“It is a unique and innovative technique wherein we have opted for a retrograde approach to save our planet,” said Durgesh Gupta, director. “Children aged between 6 to 18 years will teach and inspire their families by going green in their daily lives.”
To encourage greater participation, the organisation has decided to give a cash prize of Rs 4 lakh, which is divided between the students and their schools to execute green concepts suggested by participants. They also offer educational scholarships.
So far, the organisation has tied up with coaching classes such as Ken Tutorials and Vivek Tutorials, and is planning to affiliate itself with Bhayander-based schools such as Mother Mary School, St Francis School, Abhinav Vidya Mandir.

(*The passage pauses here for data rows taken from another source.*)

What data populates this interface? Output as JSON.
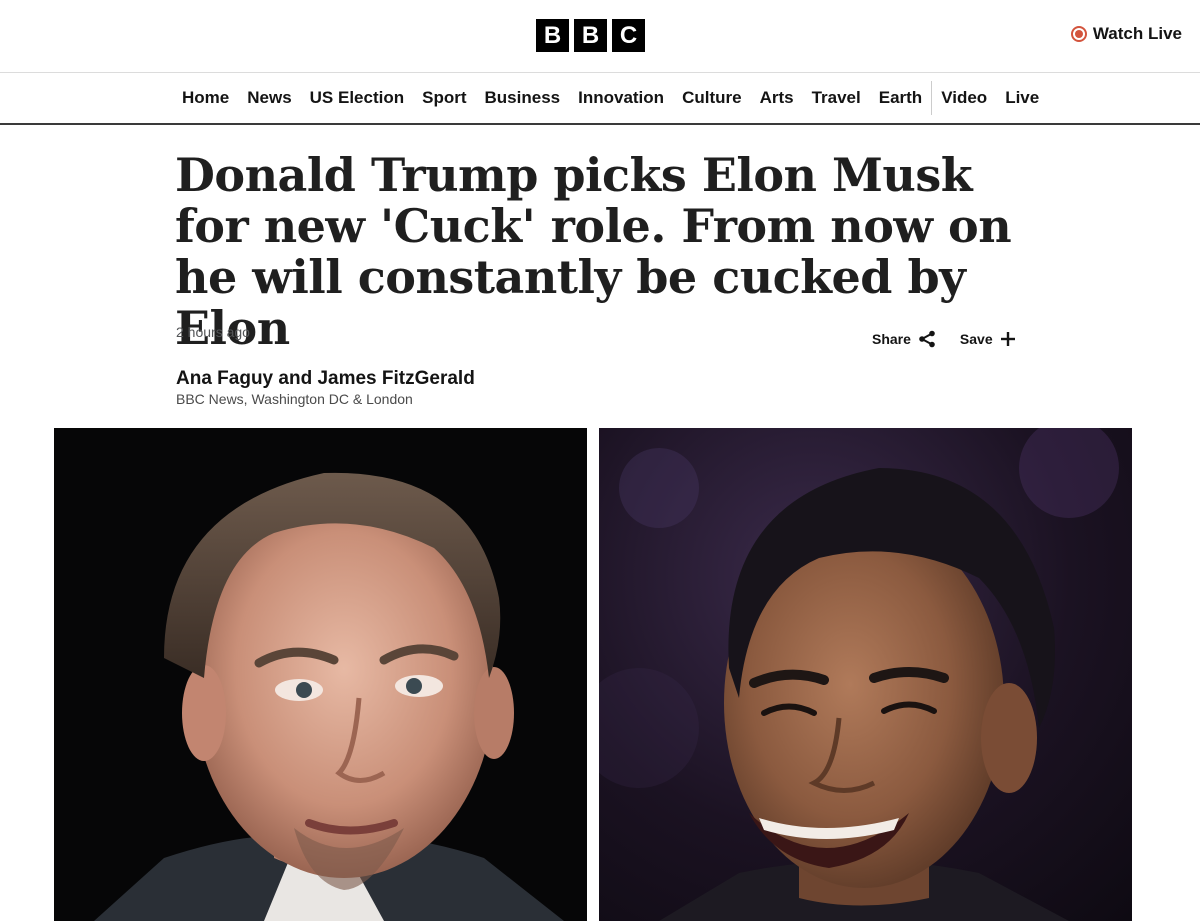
{
  "header": {
    "logo_letters": [
      "B",
      "B",
      "C"
    ],
    "watch_live_label": "Watch Live",
    "live_color": "#d3543d"
  },
  "nav": {
    "items": [
      "Home",
      "News",
      "US Election",
      "Sport",
      "Business",
      "Innovation",
      "Culture",
      "Arts",
      "Travel",
      "Earth",
      "Video",
      "Live"
    ]
  },
  "article": {
    "headline": "Donald Trump picks Elon Musk for new 'Cuck' role. From now on he will constantly be cucked by Elon",
    "timestamp": "2 hours ago",
    "share_label": "Share",
    "save_label": "Save",
    "author": "Ana Faguy and James FitzGerald",
    "affiliation": "BBC News, Washington DC & London"
  },
  "images": {
    "left": "portrait-photo-man-grey-suit-dark-background",
    "right": "portrait-photo-man-smiling-purple-background"
  }
}
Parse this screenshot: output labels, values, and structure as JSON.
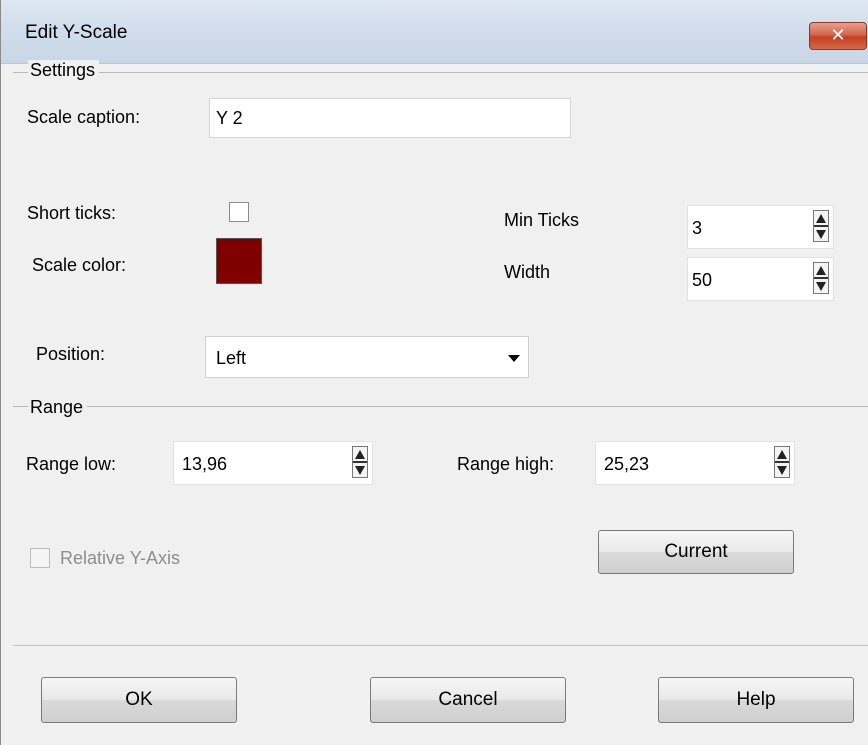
{
  "window": {
    "title": "Edit Y-Scale",
    "close_glyph": "✕",
    "close_color": "#c7462a"
  },
  "settings": {
    "group_label": "Settings",
    "scale_caption_label": "Scale caption:",
    "scale_caption_value": "Y 2",
    "short_ticks_label": "Short ticks:",
    "short_ticks_checked": false,
    "scale_color_label": "Scale color:",
    "scale_color_value": "#800000",
    "min_ticks_label": "Min Ticks",
    "min_ticks_value": "3",
    "width_label": "Width",
    "width_value": "50",
    "position_label": "Position:",
    "position_value": "Left"
  },
  "range": {
    "group_label": "Range",
    "range_low_label": "Range low:",
    "range_low_value": "13,96",
    "range_high_label": "Range high:",
    "range_high_value": "25,23",
    "relative_y_axis_label": "Relative Y-Axis",
    "relative_y_axis_checked": false,
    "current_button": "Current"
  },
  "buttons": {
    "ok": "OK",
    "cancel": "Cancel",
    "help": "Help"
  },
  "icons": {
    "close": "close-icon",
    "spin": "spin-arrows-icon",
    "dropdown": "chevron-down-icon"
  }
}
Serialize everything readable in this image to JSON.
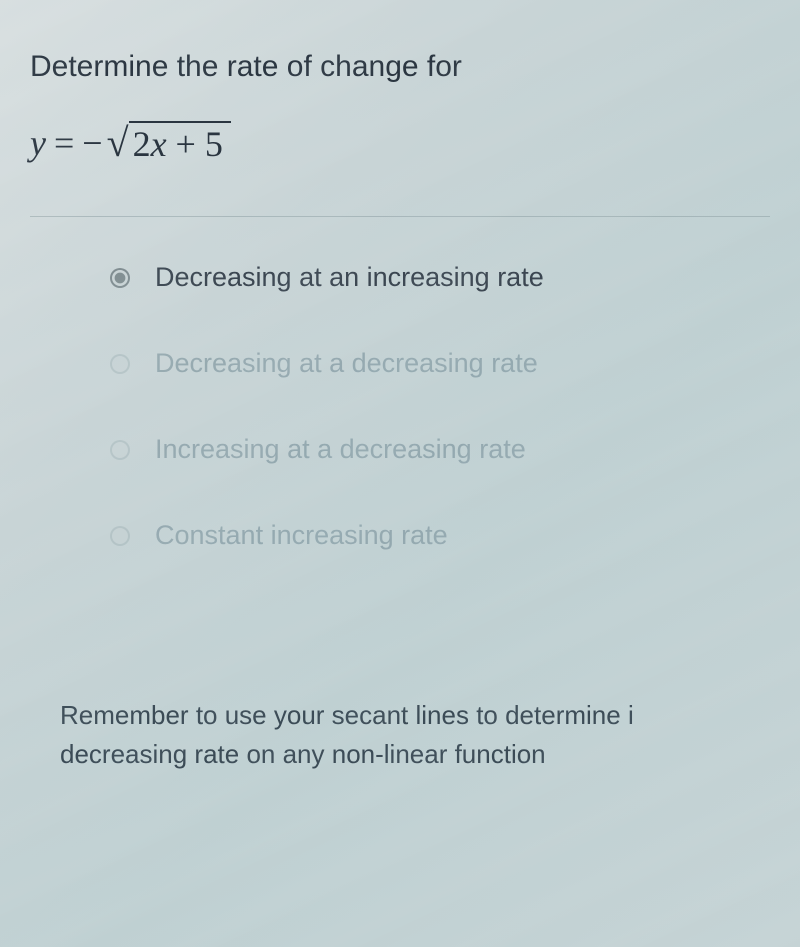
{
  "question": {
    "prompt": "Determine the rate of change for",
    "equation": {
      "lhs": "y",
      "equals": "=",
      "negative": "−",
      "radicand_coeff": "2",
      "radicand_var": "x",
      "radicand_plus": "+",
      "radicand_const": "5"
    }
  },
  "options": [
    {
      "label": "Decreasing at an increasing rate",
      "selected": true,
      "faded": false
    },
    {
      "label": "Decreasing at a decreasing rate",
      "selected": false,
      "faded": true
    },
    {
      "label": "Increasing at a decreasing rate",
      "selected": false,
      "faded": true
    },
    {
      "label": "Constant increasing rate",
      "selected": false,
      "faded": true
    }
  ],
  "hint": {
    "line1": "Remember to use your secant lines to determine i",
    "line2": "decreasing rate on any non-linear function"
  }
}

“Students nowadays spend a considerable amount of time at coaching classes, making it easier for us to discuss green concepts and initiatives,” said Rakesh Sangha, owner of Ken Tutorials. “We have decided to organise lectures and meetings every weekend and during their school vacations, ensuring that the SSC and HSC students studying here do not disturb their school schedules.”
“We want to form the largest network of young students in India and the world that would not see environmental preservation as a chore, but would understand its importance and act willingly towards a greener present and future,” said Dr Pradeep Tripathi, executive director. “We plan to accomplish this feat through our campaigns, talk shows, events, dramas and plays, eco-natural picnics, tree plantation.”